    Wisconsin forced four turnovers; two fumbles and two interceptions. The first interception was a beautiful read across the middle by seldom-used freshman defensive back Jack Ikegwuonu, which set up Williams' second touchdown catch of the day.

    "It was surreal ... a dream come true," Ikegwuono said of his pick. "I think every kid growing dreams about making a big play like that for the Badgers."

    Fellow freshman Allen Langford grabbed the other interception, but Stocco gave the ball right back as UW was unable to capitalize on the turnover. In the end, however, the story was the offense, which took to the air and showed the Big Ten that the Badgers have a not-so-secret second dimension.

    "Our offense has been so successful so far this season but like we have been saying every week there is still things that we can improve on," Orr said. "We did think that this would be a good game to try and open things up a little bit and it worked out."
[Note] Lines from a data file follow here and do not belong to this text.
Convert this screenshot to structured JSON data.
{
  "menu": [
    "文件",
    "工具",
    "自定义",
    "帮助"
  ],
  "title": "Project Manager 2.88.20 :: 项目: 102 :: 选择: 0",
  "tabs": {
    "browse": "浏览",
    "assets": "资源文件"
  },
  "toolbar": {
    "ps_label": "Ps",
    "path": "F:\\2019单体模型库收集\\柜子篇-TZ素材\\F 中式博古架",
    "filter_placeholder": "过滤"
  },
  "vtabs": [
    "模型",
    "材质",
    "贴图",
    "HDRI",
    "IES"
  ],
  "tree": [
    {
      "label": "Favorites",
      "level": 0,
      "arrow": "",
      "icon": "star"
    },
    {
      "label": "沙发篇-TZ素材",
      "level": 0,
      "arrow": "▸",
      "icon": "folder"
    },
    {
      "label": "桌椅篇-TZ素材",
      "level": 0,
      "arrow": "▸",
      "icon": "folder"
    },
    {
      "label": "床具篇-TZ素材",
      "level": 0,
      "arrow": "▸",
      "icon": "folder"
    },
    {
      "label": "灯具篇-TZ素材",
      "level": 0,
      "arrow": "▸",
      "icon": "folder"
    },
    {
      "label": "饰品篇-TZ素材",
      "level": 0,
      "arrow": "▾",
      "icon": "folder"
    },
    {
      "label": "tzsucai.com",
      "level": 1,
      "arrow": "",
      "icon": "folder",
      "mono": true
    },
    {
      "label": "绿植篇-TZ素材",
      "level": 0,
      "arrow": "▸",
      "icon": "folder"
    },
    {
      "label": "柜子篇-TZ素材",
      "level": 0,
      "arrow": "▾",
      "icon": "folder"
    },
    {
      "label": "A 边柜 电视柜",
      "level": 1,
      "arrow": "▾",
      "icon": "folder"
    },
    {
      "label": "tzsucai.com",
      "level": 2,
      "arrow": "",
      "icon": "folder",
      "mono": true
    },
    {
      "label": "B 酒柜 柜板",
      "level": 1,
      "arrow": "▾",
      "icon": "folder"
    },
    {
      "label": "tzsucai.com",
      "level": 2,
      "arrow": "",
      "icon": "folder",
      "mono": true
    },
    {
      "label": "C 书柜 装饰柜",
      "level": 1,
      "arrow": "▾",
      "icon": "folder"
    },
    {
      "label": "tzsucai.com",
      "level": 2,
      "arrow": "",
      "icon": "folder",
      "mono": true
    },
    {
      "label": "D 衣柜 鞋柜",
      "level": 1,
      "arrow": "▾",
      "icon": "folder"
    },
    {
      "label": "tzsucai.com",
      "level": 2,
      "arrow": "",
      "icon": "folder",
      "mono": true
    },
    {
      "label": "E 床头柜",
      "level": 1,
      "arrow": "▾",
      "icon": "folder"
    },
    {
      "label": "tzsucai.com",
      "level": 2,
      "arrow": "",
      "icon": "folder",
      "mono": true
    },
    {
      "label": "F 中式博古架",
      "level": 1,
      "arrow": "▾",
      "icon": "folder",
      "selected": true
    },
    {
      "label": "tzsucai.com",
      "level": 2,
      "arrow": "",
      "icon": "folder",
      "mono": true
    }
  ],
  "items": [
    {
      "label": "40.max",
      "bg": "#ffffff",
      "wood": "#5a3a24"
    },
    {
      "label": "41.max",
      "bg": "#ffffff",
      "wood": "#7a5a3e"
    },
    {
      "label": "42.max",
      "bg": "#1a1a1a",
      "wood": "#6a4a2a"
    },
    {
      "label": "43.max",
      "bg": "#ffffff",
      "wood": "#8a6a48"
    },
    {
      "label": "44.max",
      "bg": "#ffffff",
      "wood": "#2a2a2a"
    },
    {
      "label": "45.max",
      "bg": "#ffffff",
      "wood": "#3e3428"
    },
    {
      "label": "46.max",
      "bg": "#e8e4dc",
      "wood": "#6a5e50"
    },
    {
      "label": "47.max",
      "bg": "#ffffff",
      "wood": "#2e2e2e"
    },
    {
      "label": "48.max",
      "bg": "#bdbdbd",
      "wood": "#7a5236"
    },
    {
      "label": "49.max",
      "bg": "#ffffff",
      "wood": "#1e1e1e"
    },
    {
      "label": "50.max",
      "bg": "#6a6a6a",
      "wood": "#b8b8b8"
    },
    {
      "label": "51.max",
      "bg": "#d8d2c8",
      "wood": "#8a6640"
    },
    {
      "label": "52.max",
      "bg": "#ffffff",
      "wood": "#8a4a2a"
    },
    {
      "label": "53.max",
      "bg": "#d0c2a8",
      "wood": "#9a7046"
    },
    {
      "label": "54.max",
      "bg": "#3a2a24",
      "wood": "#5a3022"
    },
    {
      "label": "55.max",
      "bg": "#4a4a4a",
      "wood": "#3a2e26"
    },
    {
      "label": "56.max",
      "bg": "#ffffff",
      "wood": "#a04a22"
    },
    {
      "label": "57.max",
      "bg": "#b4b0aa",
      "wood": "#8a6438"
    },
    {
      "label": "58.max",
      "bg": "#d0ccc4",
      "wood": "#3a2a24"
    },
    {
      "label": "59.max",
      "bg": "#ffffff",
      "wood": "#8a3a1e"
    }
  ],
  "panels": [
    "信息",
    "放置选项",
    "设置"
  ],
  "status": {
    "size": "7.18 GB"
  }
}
    To say the least. Indiana's anticipation of the run allowed the Badgers to call the same play-action play twice-early in the first quarter and then again in the fourth-which led to a pair of Jonathan Orr receptions for 47 yards down the middle of the field. The first of Orr's home...
    -10-03-2005, 04:25 PM